Of course the "LLAP" is the abbreviation for the Star Trek Vulcan blessing: "Live Long and Prosper", but his message was straight to the point and clear: Stop smoking before you increase your risk of developing this dangerous and debilitating lung disease. You might quit smoking and think that you're in the clear, but COPD can still develop as you age and your overall health begins to slowly decline.

You lungs, along with the rest of your body, becomes more susceptible to all kinds of ailments as you age. That's why it's so important to not only continue living a healthy lifestyle as we get older, but to start doing so when we are young. Not smoking at all, and staying away from secondhand smoke is ideal for preventing COPD.
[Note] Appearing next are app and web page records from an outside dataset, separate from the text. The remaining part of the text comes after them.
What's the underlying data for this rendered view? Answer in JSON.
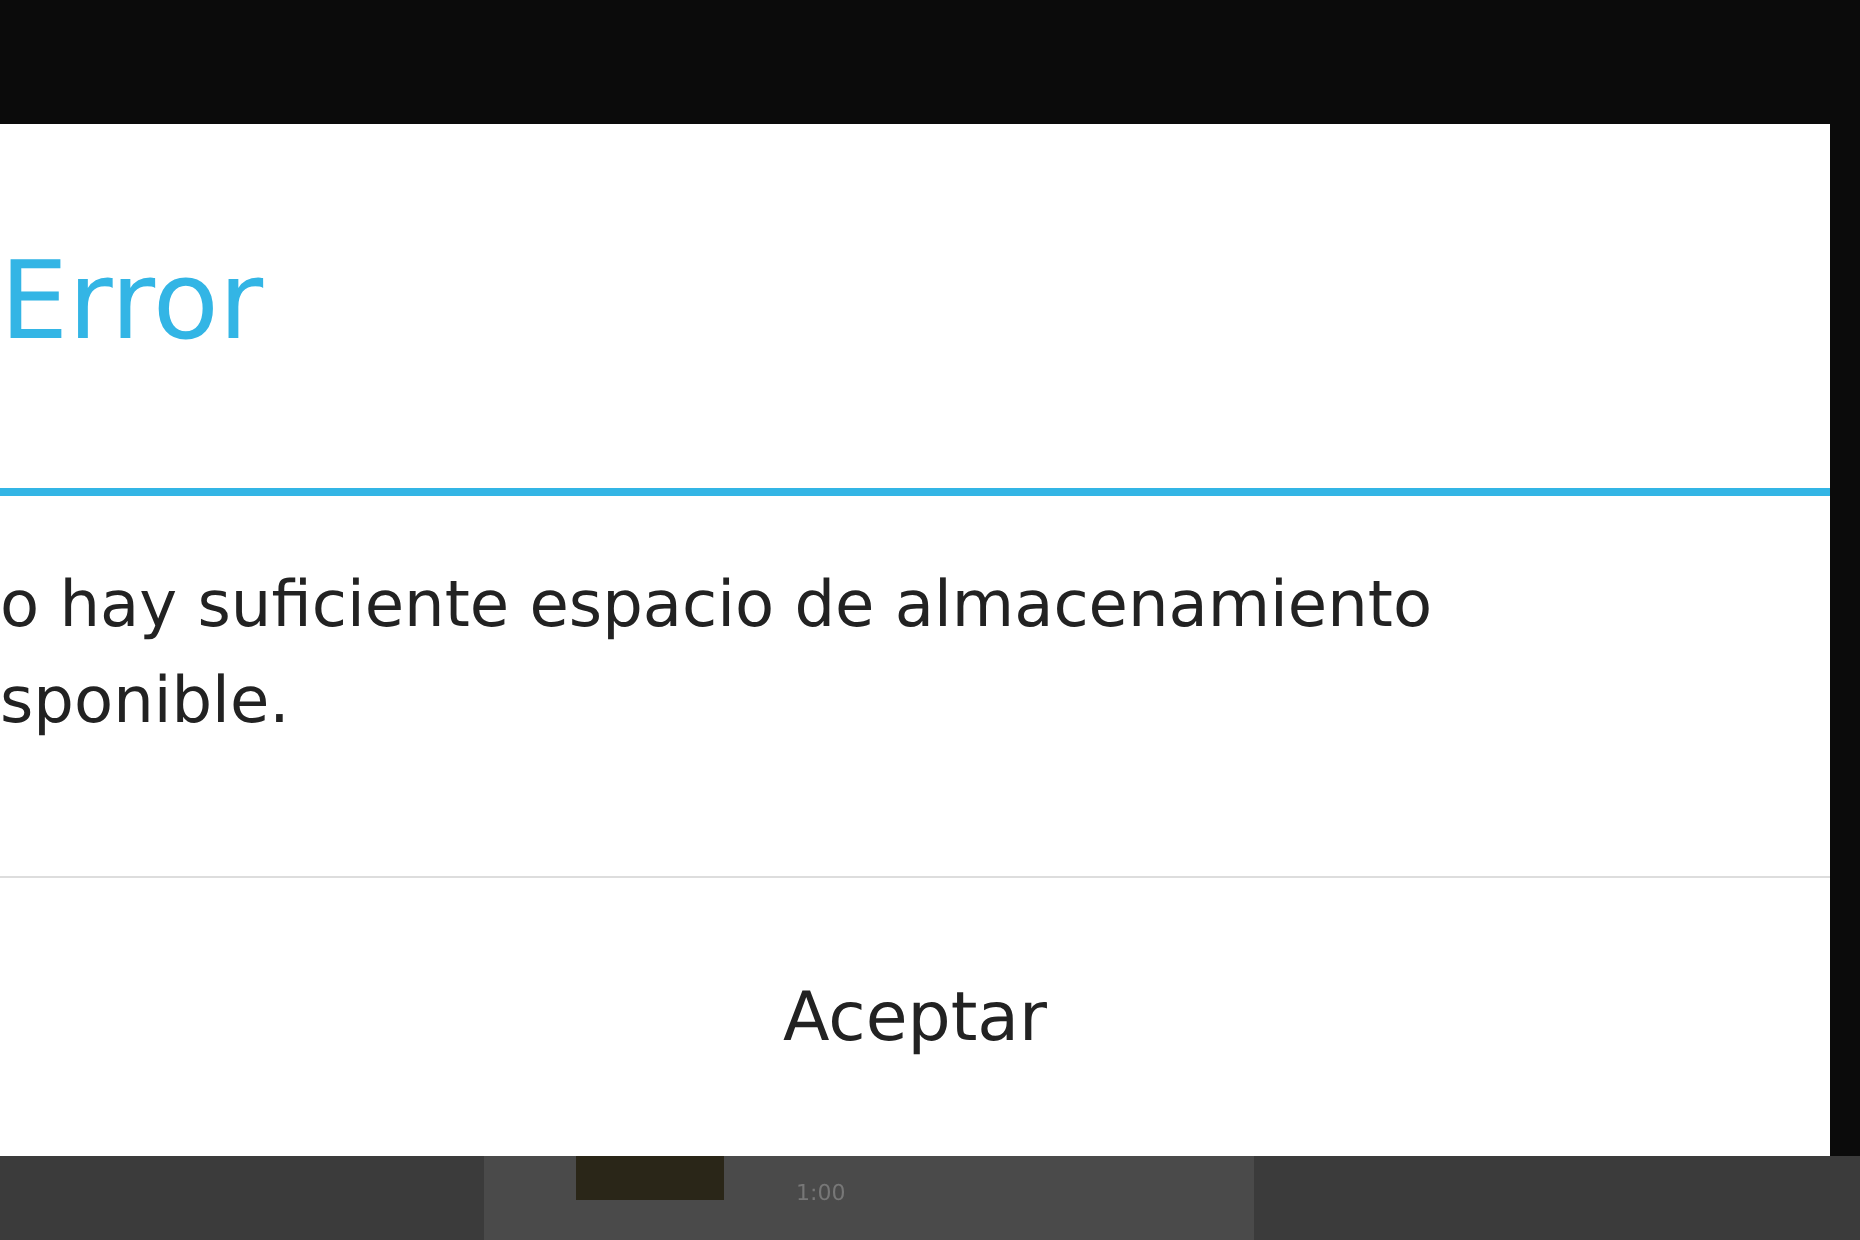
{
  "dialog": {
    "title": "Error",
    "message_lines": [
      "o hay suficiente espacio de almacenamiento",
      "sponible."
    ],
    "buttons": [
      "Aceptar"
    ]
  },
  "background": {
    "duration": "1:00"
  }
}
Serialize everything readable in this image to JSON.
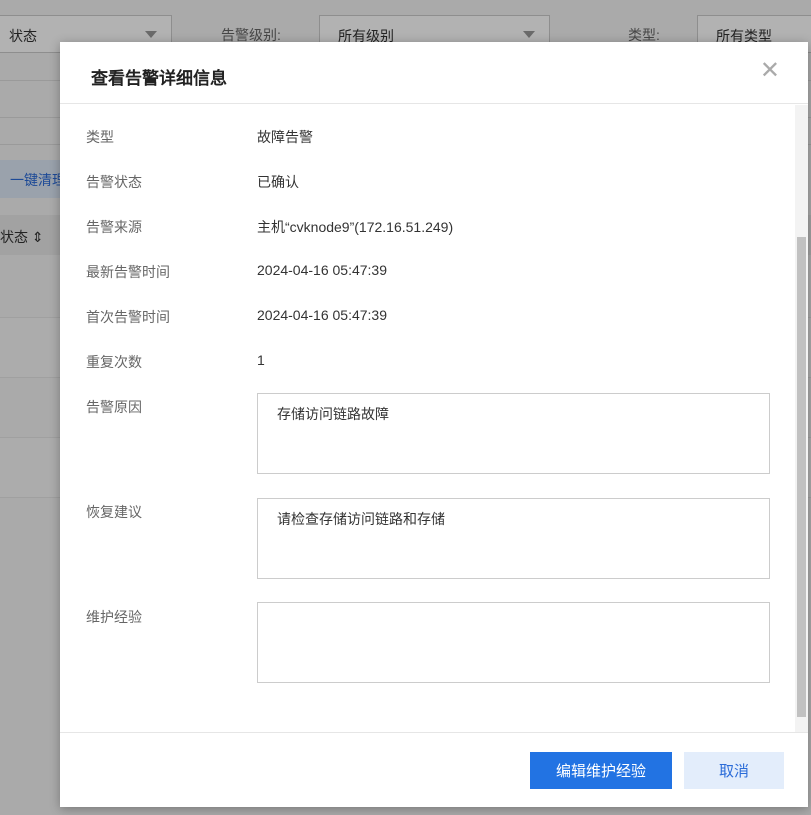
{
  "background": {
    "status_select": "状态",
    "level_label": "告警级别:",
    "level_select": "所有级别",
    "type_label": "类型:",
    "type_select": "所有类型",
    "clear_button": "一键清理",
    "status_column": "状态"
  },
  "modal": {
    "title": "查看告警详细信息",
    "fields": [
      {
        "label": "类型",
        "value": "故障告警"
      },
      {
        "label": "告警状态",
        "value": "已确认"
      },
      {
        "label": "告警来源",
        "value": "主机“cvknode9”(172.16.51.249)"
      },
      {
        "label": "最新告警时间",
        "value": "2024-04-16 05:47:39"
      },
      {
        "label": "首次告警时间",
        "value": "2024-04-16 05:47:39"
      },
      {
        "label": "重复次数",
        "value": "1"
      }
    ],
    "cause_label": "告警原因",
    "cause_value": "存储访问链路故障",
    "suggest_label": "恢复建议",
    "suggest_value": "请检查存储访问链路和存储",
    "experience_label": "维护经验",
    "experience_value": "",
    "edit_button": "编辑维护经验",
    "cancel_button": "取消"
  }
}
Leonard Nimoy's message to his Twitter followers is hopefully a good wake up call for young people (who may have taken an interest in Star Trek after the new movies came out), as well as older people who have started smoking, to quit as soon as possible.

Thankfully, there is a lot to be known about COPD now than there was even 30 years ago. There are also plenty more options to help you quit smoking, such as nicotine patches and gum, smoking cessation hotlines and support, as well as the newer electronic cigarettes.

Even more alarming, is the fact that it's not uncommon to develop COPD after quitting decades before. Damage caused to the lungs from smoking cigarettes is a process, and once you've started that process, it can keep going.

Even so, the sooner you quit, the better. Nimoy was able to live well without failing health for 30 years after quitting smoking. The COPD may have showed up sooner had he not quit when he did. No matter what, even if you have already been diagnosed with COPD, quitting smoking will still only add years and quality to your life.

Nimoy was also honest on Twitter about his attempt to start smoking again. The Tweet was dated February 12th, 2014:

"I tried to "smoke a little". Failed. I finally learned I cannot smoke at all. Quitting isn't easy. I went thru a program. Now FREE. LLAP"

It's not uncommon to fall back into an old habit, but you shouldn't let that discourage you. The important thing is that you quit and stay off of them, even if you have to quit again.

Leave a Reply!